Acid Planet is a website where musicians can posts recordings of their songs. People log in, listen to music and write reviews of each other's work. There is some sort of chart system whereby people who get the most comments rise in the rankss. I joined in October of 2003 when I first figured out how to record on my pc. It was great fun, especially as a super newbie songwriter and performer, to hear comments from strangers on my music. Of course, the way the chart system is set up makes it sort of a mutual back-stratching society. I write a comment for you, you write a comment for me, we both rise in the charts. Frankly, I've never looked at the charts, but for a while I was sort of obsessed with Acid Planet. It was a way for my far away friends to hear what I was doing and for me to get some confidence boosts in the relative anonymity of cyberspace.
It's been two years since I've posted ANYTHING on Acid Planet. Maybe every six months I'll get an email that someone has reviewed a song and I think "OH! I forgot that was out there!" A couple days a go I got an email from Acid Planet saying congratulations, I had been included in an Acid Planet podcast. I thought hmf, whatever. And then I started getting review notice after review notice.
I just listened to the podcast. Okay, I listened until I heard myself (and thankfully, I'm the second song!). It was bizarro to hear the podcaster announce me like a dj and then play a song I posted two years ago and haven't even played since! And now, apparently people are listening to the podcast, then finding my Acid Planet page and listening to my music! Wierd! And a lot of it is old...and not so good!
If you want to hear the podcast click here. You can fast forward to about 5:50 to hear me. If you want to take a stroll down memory lane and listen to old Emily Dunbar "hits" (aka: mostly crappy home recordings but a few nice ones recorded by and with Jay Bayles--I recommend "did you not think of me") you can click here.
Sunday, January 20, 2008
Thursday, January 17, 2008
Friday, January 11, 2008
In March The Listening Room is having its Artists in Residence concert featuring local songwriters including yours truly. Today I was working on a little bluegrass version of Bad Connection by Yaz that I'd like to play for the show. I love Yaz. Bad Connection. Don't Go. Only You. All fantastic British synth-pop gems which made a big impression on me in my youth. My sister had a copied cassette tape of Yaz's album Upstairs at Eric's. I listened to it over and over--I remember being in seventh or eigth grade when I first heard it, so 1987-88. I know 80s syth-pop doesn't seem to lend itself to bluegrass, but its gonna rock.
I don't know what my attraction to British synth-pop is, especially considering that I play acoustic guitar and now listen to mostly acoustic-based artists and bands. Those songs are just so catchy and I keep wanting to cover them. When I bought my accordion, the first song that I figured out how to play was Depeche Mode's song Just Can't Get Enough. Bad Connection and Just Can't Get Enough are two of my all time favorite songs.

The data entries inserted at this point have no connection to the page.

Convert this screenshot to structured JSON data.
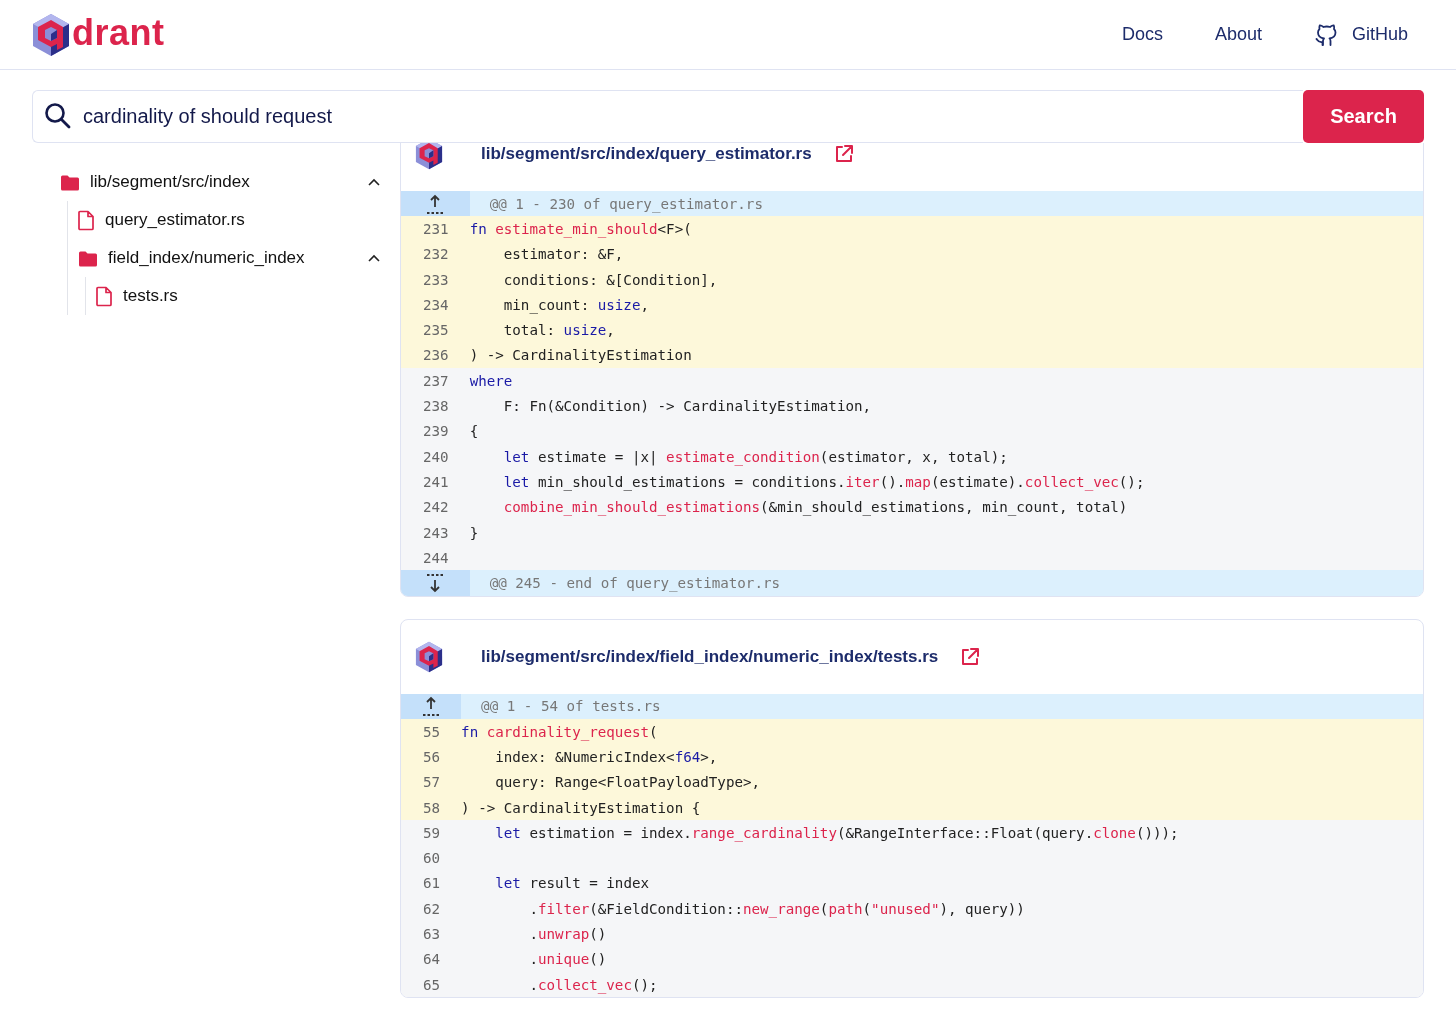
{
  "header": {
    "brand": "drant",
    "nav": [
      {
        "label": "Docs",
        "kind": "text"
      },
      {
        "label": "About",
        "kind": "text"
      },
      {
        "label": "GitHub",
        "kind": "github"
      }
    ]
  },
  "search": {
    "value": "cardinality of should request",
    "button": "Search"
  },
  "tree": [
    {
      "kind": "folder",
      "label": "lib/segment/src/index",
      "expanded": true,
      "children": [
        {
          "kind": "file",
          "label": "query_estimator.rs"
        },
        {
          "kind": "folder",
          "label": "field_index/numeric_index",
          "expanded": true,
          "children": [
            {
              "kind": "file",
              "label": "tests.rs"
            }
          ]
        }
      ]
    }
  ],
  "results": [
    {
      "path": "lib/segment/src/index/query_estimator.rs",
      "hunks": [
        {
          "kind": "expand_up",
          "text": "@@ 1 - 230 of query_estimator.rs"
        }
      ],
      "lines": [
        {
          "number": "231",
          "highlighted": true,
          "tokens": [
            {
              "kind": "keyword",
              "text": "fn"
            },
            {
              "kind": "function",
              "text": " estimate_min_should"
            },
            {
              "kind": "plain",
              "text": "<F>("
            }
          ]
        },
        {
          "number": "232",
          "highlighted": true,
          "tokens": [
            {
              "kind": "plain",
              "text": "    estimator: &F,"
            }
          ]
        },
        {
          "number": "233",
          "highlighted": true,
          "tokens": [
            {
              "kind": "plain",
              "text": "    conditions: &[Condition],"
            }
          ]
        },
        {
          "number": "234",
          "highlighted": true,
          "tokens": [
            {
              "kind": "plain",
              "text": "    min_count: "
            },
            {
              "kind": "keyword",
              "text": "usize"
            },
            {
              "kind": "plain",
              "text": ","
            }
          ]
        },
        {
          "number": "235",
          "highlighted": true,
          "tokens": [
            {
              "kind": "plain",
              "text": "    total: "
            },
            {
              "kind": "keyword",
              "text": "usize"
            },
            {
              "kind": "plain",
              "text": ","
            }
          ]
        },
        {
          "number": "236",
          "highlighted": true,
          "tokens": [
            {
              "kind": "plain",
              "text": ") -> CardinalityEstimation"
            }
          ]
        },
        {
          "number": "237",
          "highlighted": false,
          "tokens": [
            {
              "kind": "keyword",
              "text": "where"
            }
          ]
        },
        {
          "number": "238",
          "highlighted": false,
          "tokens": [
            {
              "kind": "plain",
              "text": "    F: Fn(&Condition) -> CardinalityEstimation,"
            }
          ]
        },
        {
          "number": "239",
          "highlighted": false,
          "tokens": [
            {
              "kind": "plain",
              "text": "{"
            }
          ]
        },
        {
          "number": "240",
          "highlighted": false,
          "tokens": [
            {
              "kind": "keyword",
              "text": "    let"
            },
            {
              "kind": "plain",
              "text": " estimate = |x| "
            },
            {
              "kind": "function",
              "text": "estimate_condition"
            },
            {
              "kind": "plain",
              "text": "(estimator, x, total);"
            }
          ]
        },
        {
          "number": "241",
          "highlighted": false,
          "tokens": [
            {
              "kind": "keyword",
              "text": "    let"
            },
            {
              "kind": "plain",
              "text": " min_should_estimations = conditions."
            },
            {
              "kind": "function",
              "text": "iter"
            },
            {
              "kind": "plain",
              "text": "()."
            },
            {
              "kind": "function",
              "text": "map"
            },
            {
              "kind": "plain",
              "text": "(estimate)."
            },
            {
              "kind": "function",
              "text": "collect_vec"
            },
            {
              "kind": "plain",
              "text": "();"
            }
          ]
        },
        {
          "number": "242",
          "highlighted": false,
          "tokens": [
            {
              "kind": "function",
              "text": "    combine_min_should_estimations"
            },
            {
              "kind": "plain",
              "text": "(&min_should_estimations, min_count, total)"
            }
          ]
        },
        {
          "number": "243",
          "highlighted": false,
          "tokens": [
            {
              "kind": "plain",
              "text": "}"
            }
          ]
        },
        {
          "number": "244",
          "highlighted": false
        }
      ],
      "hunks_after": [
        {
          "kind": "expand_down",
          "text": "@@ 245 - end of query_estimator.rs"
        }
      ]
    },
    {
      "path": "lib/segment/src/index/field_index/numeric_index/tests.rs",
      "hunks": [
        {
          "kind": "expand_up",
          "text": "@@ 1 - 54 of tests.rs"
        }
      ],
      "lines": [
        {
          "number": "55",
          "highlighted": true,
          "tokens": [
            {
              "kind": "keyword",
              "text": "fn"
            },
            {
              "kind": "function",
              "text": " cardinality_request"
            },
            {
              "kind": "plain",
              "text": "("
            }
          ]
        },
        {
          "number": "56",
          "highlighted": true,
          "tokens": [
            {
              "kind": "plain",
              "text": "    index: &NumericIndex<"
            },
            {
              "kind": "keyword",
              "text": "f64"
            },
            {
              "kind": "plain",
              "text": ">,"
            }
          ]
        },
        {
          "number": "57",
          "highlighted": true,
          "tokens": [
            {
              "kind": "plain",
              "text": "    query: Range<FloatPayloadType>,"
            }
          ]
        },
        {
          "number": "58",
          "highlighted": true,
          "tokens": [
            {
              "kind": "plain",
              "text": ") -> CardinalityEstimation {"
            }
          ]
        },
        {
          "number": "59",
          "highlighted": false,
          "tokens": [
            {
              "kind": "keyword",
              "text": "    let"
            },
            {
              "kind": "plain",
              "text": " estimation = index."
            },
            {
              "kind": "function",
              "text": "range_cardinality"
            },
            {
              "kind": "plain",
              "text": "(&RangeInterface::Float(query."
            },
            {
              "kind": "function",
              "text": "clone"
            },
            {
              "kind": "plain",
              "text": "()));"
            }
          ]
        },
        {
          "number": "60",
          "highlighted": false
        },
        {
          "number": "61",
          "highlighted": false,
          "tokens": [
            {
              "kind": "keyword",
              "text": "    let"
            },
            {
              "kind": "plain",
              "text": " result = index"
            }
          ]
        },
        {
          "number": "62",
          "highlighted": false,
          "tokens": [
            {
              "kind": "plain",
              "text": "        ."
            },
            {
              "kind": "function",
              "text": "filter"
            },
            {
              "kind": "plain",
              "text": "(&FieldCondition::"
            },
            {
              "kind": "function",
              "text": "new_range"
            },
            {
              "kind": "plain",
              "text": "("
            },
            {
              "kind": "function",
              "text": "path"
            },
            {
              "kind": "plain",
              "text": "("
            },
            {
              "kind": "string",
              "text": "\"unused\""
            },
            {
              "kind": "plain",
              "text": "), query))"
            }
          ]
        },
        {
          "number": "63",
          "highlighted": false,
          "tokens": [
            {
              "kind": "plain",
              "text": "        ."
            },
            {
              "kind": "function",
              "text": "unwrap"
            },
            {
              "kind": "plain",
              "text": "()"
            }
          ]
        },
        {
          "number": "64",
          "highlighted": false,
          "tokens": [
            {
              "kind": "plain",
              "text": "        ."
            },
            {
              "kind": "function",
              "text": "unique"
            },
            {
              "kind": "plain",
              "text": "()"
            }
          ]
        },
        {
          "number": "65",
          "highlighted": false,
          "tokens": [
            {
              "kind": "plain",
              "text": "        ."
            },
            {
              "kind": "function",
              "text": "collect_vec"
            },
            {
              "kind": "plain",
              "text": "();"
            }
          ]
        }
      ]
    }
  ]
}
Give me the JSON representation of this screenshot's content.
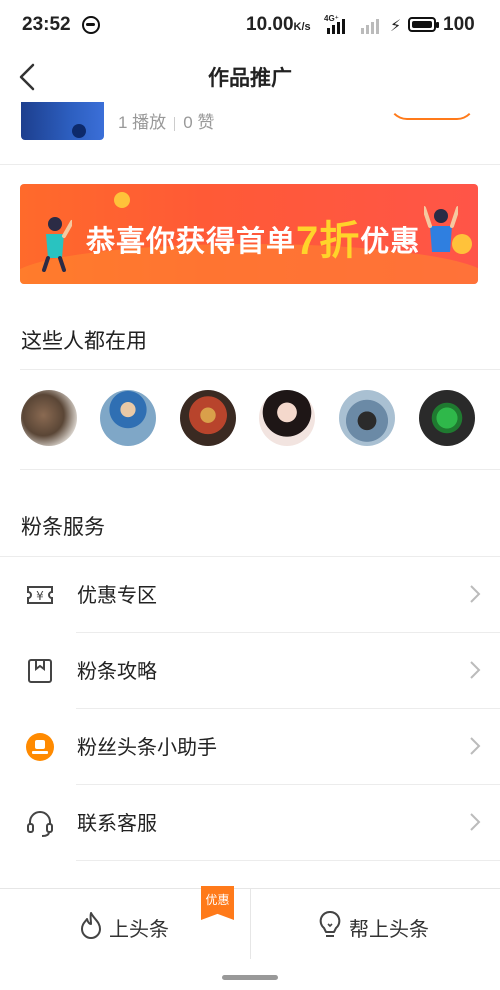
{
  "status_bar": {
    "time": "23:52",
    "speed_value": "10.00",
    "speed_unit": "K/s",
    "network": "4G⁺",
    "battery": "100"
  },
  "header": {
    "title": "作品推广"
  },
  "previous_item": {
    "plays": "1 播放",
    "likes": "0 赞"
  },
  "banner": {
    "text_before": "恭喜你获得首单",
    "text_number": "7折",
    "text_after": "优惠"
  },
  "users_section": {
    "title": "这些人都在用",
    "avatars": 6
  },
  "service_section": {
    "title": "粉条服务",
    "items": [
      {
        "label": "优惠专区",
        "icon": "coupon-icon"
      },
      {
        "label": "粉条攻略",
        "icon": "bookmark-icon"
      },
      {
        "label": "粉丝头条小助手",
        "icon": "fans-headline-logo-icon"
      },
      {
        "label": "联系客服",
        "icon": "headset-icon"
      }
    ]
  },
  "bottom_bar": {
    "left_label": "上头条",
    "left_icon": "flame-icon",
    "tag": "优惠",
    "right_label": "帮上头条",
    "right_icon": "lightbulb-icon"
  },
  "colors": {
    "accent": "#ff7a1a",
    "banner": "#ff5a36",
    "highlight": "#ffd42a"
  }
}
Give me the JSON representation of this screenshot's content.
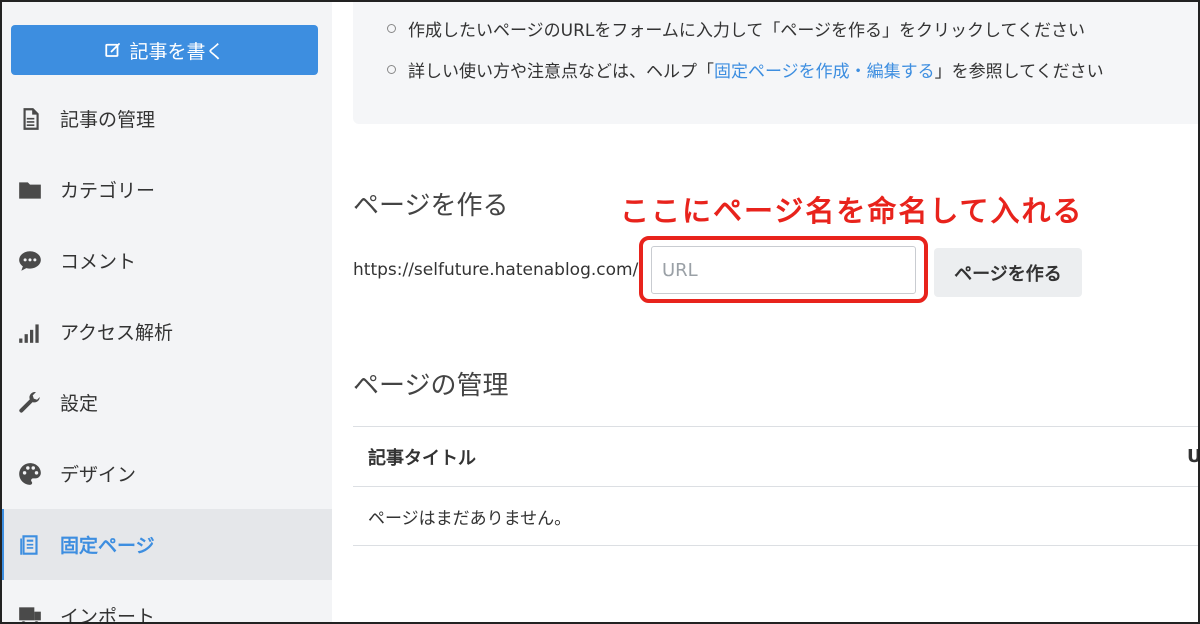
{
  "sidebar": {
    "write_label": "記事を書く",
    "items": [
      {
        "label": "記事の管理",
        "icon": "document-icon"
      },
      {
        "label": "カテゴリー",
        "icon": "folder-icon"
      },
      {
        "label": "コメント",
        "icon": "comment-icon"
      },
      {
        "label": "アクセス解析",
        "icon": "signal-bars-icon"
      },
      {
        "label": "設定",
        "icon": "wrench-icon"
      },
      {
        "label": "デザイン",
        "icon": "palette-icon"
      },
      {
        "label": "固定ページ",
        "icon": "pages-icon",
        "active": true
      },
      {
        "label": "インポート",
        "icon": "import-icon"
      }
    ]
  },
  "info": {
    "line1": "作成したいページのURLをフォームに入力して「ページを作る」をクリックしてください",
    "line2_prefix": "詳しい使い方や注意点などは、ヘルプ「",
    "line2_link": "固定ページを作成・編集する",
    "line2_suffix": "」を参照してください"
  },
  "create": {
    "title": "ページを作る",
    "annotation": "ここにページ名を命名して入れる",
    "url_prefix": "https://selfuture.hatenablog.com/",
    "url_placeholder": "URL",
    "button_label": "ページを作る"
  },
  "manage": {
    "title": "ページの管理",
    "columns": [
      "記事タイトル",
      "U"
    ],
    "empty_text": "ページはまだありません。"
  },
  "colors": {
    "accent": "#3d8ee0",
    "annotation": "#e8231c",
    "sidebar_bg": "#f3f4f6"
  }
}
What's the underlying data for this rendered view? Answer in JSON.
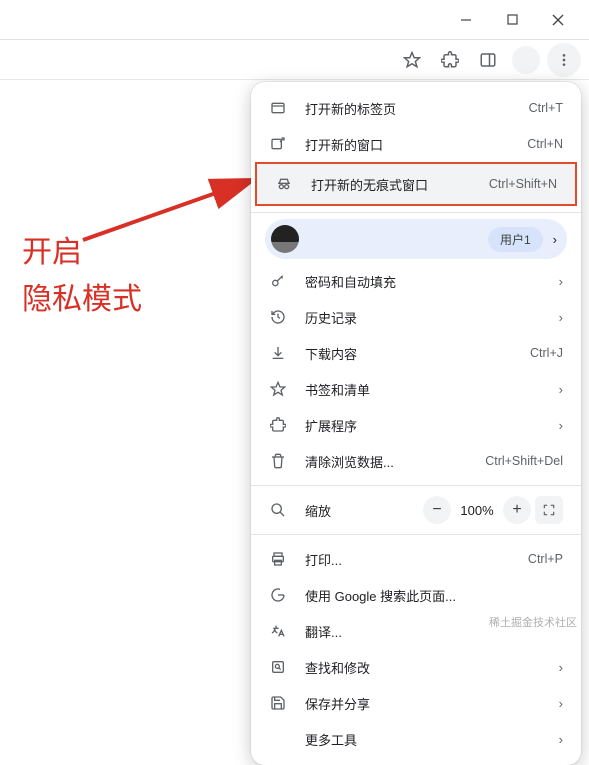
{
  "annotation": {
    "line1": "开启",
    "line2": "隐私模式"
  },
  "menu": {
    "new_tab": {
      "label": "打开新的标签页",
      "shortcut": "Ctrl+T"
    },
    "new_window": {
      "label": "打开新的窗口",
      "shortcut": "Ctrl+N"
    },
    "new_incognito": {
      "label": "打开新的无痕式窗口",
      "shortcut": "Ctrl+Shift+N"
    },
    "profile": {
      "chip": "用户1"
    },
    "passwords": {
      "label": "密码和自动填充"
    },
    "history": {
      "label": "历史记录"
    },
    "downloads": {
      "label": "下载内容",
      "shortcut": "Ctrl+J"
    },
    "bookmarks": {
      "label": "书签和清单"
    },
    "extensions": {
      "label": "扩展程序"
    },
    "clear_data": {
      "label": "清除浏览数据...",
      "shortcut": "Ctrl+Shift+Del"
    },
    "zoom": {
      "label": "缩放",
      "percent": "100%"
    },
    "print": {
      "label": "打印...",
      "shortcut": "Ctrl+P"
    },
    "google_search": {
      "label": "使用 Google 搜索此页面..."
    },
    "translate": {
      "label": "翻译..."
    },
    "find_edit": {
      "label": "查找和修改"
    },
    "save_share": {
      "label": "保存并分享"
    },
    "more_tools": {
      "label": "更多工具"
    }
  },
  "watermark": "稀土掘金技术社区"
}
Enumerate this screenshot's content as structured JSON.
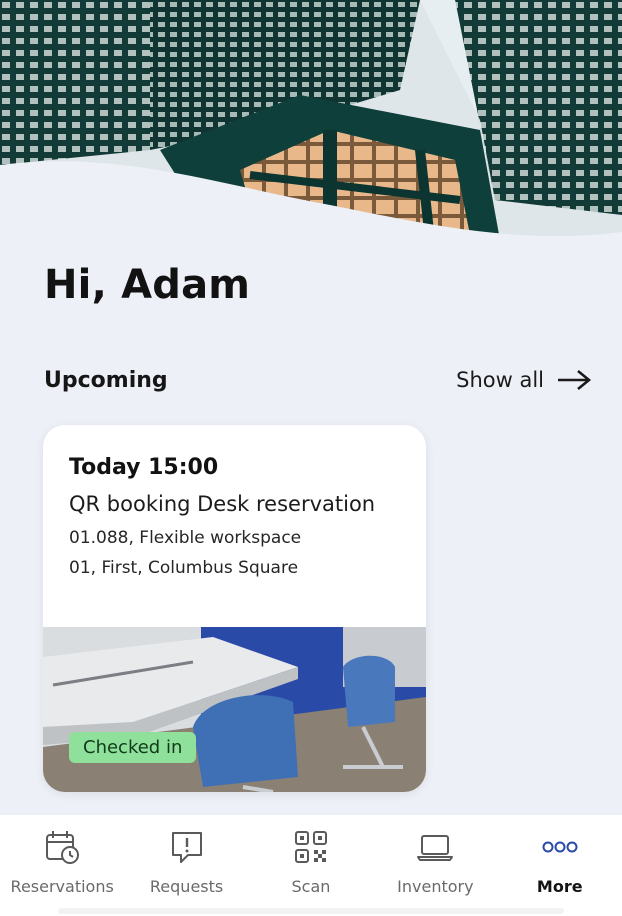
{
  "greeting": "Hi, Adam",
  "upcoming": {
    "title": "Upcoming",
    "show_all": "Show all"
  },
  "card": {
    "time": "Today 15:00",
    "title": "QR booking Desk reservation",
    "location": "01.088, Flexible workspace",
    "building": "01, First, Columbus Square",
    "status": "Checked in"
  },
  "nav": {
    "items": [
      {
        "label": "Reservations",
        "icon": "calendar-clock-icon"
      },
      {
        "label": "Requests",
        "icon": "alert-message-icon"
      },
      {
        "label": "Scan",
        "icon": "qr-code-icon"
      },
      {
        "label": "Inventory",
        "icon": "laptop-icon"
      },
      {
        "label": "More",
        "icon": "more-dots-icon",
        "active": true
      }
    ]
  },
  "colors": {
    "accent": "#2a4aa8",
    "background": "#eef0f8",
    "badge": "#8ee09a"
  }
}
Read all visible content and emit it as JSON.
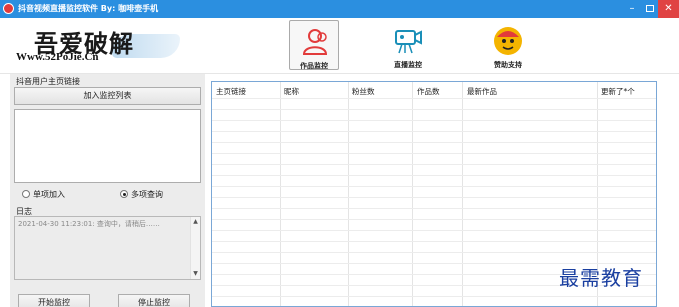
{
  "window": {
    "title": "抖音视频直播监控软件 By: 咖啡壶手机",
    "controls": {
      "minimize": "–",
      "close": "✕"
    }
  },
  "header": {
    "logo": {
      "main": "吾爱破解",
      "url": "Www.52PoJie.Cn"
    },
    "nav": [
      {
        "label": "作品监控",
        "icon": "users-icon",
        "active": true
      },
      {
        "label": "直播监控",
        "icon": "camera-icon",
        "active": false
      },
      {
        "label": "赞助支持",
        "icon": "character-icon",
        "active": false
      }
    ]
  },
  "left_panel": {
    "users_group_title": "抖音用户主页链接",
    "add_button": "加入监控列表",
    "url_list_value": "",
    "mode_options": [
      {
        "label": "单项加入",
        "checked": false
      },
      {
        "label": "多项查询",
        "checked": true
      }
    ],
    "log_title": "日志",
    "log_text": "2021-04-30 11:23:01: 查询中，请稍后……",
    "start_button": "开始监控",
    "stop_button": "停止监控"
  },
  "table": {
    "columns": [
      "主页链接",
      "昵称",
      "粉丝数",
      "作品数",
      "最新作品",
      "更新了*个"
    ],
    "rows": []
  },
  "watermark": "最需教育",
  "colors": {
    "titlebar": "#2b8fe0",
    "close_button": "#e04343",
    "table_border": "#7aa7d6",
    "watermark": "#1a3fa0"
  }
}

I started wondering what happen to Yaz. I knew Yaz's singer was Alison Moyet because when the first Very Special Christmas album came out in 1987, she sang The Coventry Carol. I knew instantly who she was (though I didn't recognize her name on the cassette) because her voice is unmistakable. I heard nothing of Yaz until Only You made the finale of the BBC's The Office and showed up in Napolean Dynamite. I wanted to fill in the gaps so I went to Wikipedia.
Get this: Alison Moyet's partner in Yaz (know in Britain as Yazoo--who knew?!) was Vince Clarke. Vince Clarke started out in Depeche Mode. He WROTE Just Can't Get Enough (1981). Clarke quit Depeche Mode when they started getting big, formed Yaz and wrote Bad Connection, Only You, etc.! Yaz split in 1983. Clarke went on to start Erasure!
So, Vince Clarke is my new hero, my new 80's British synth-pop songwriting hero.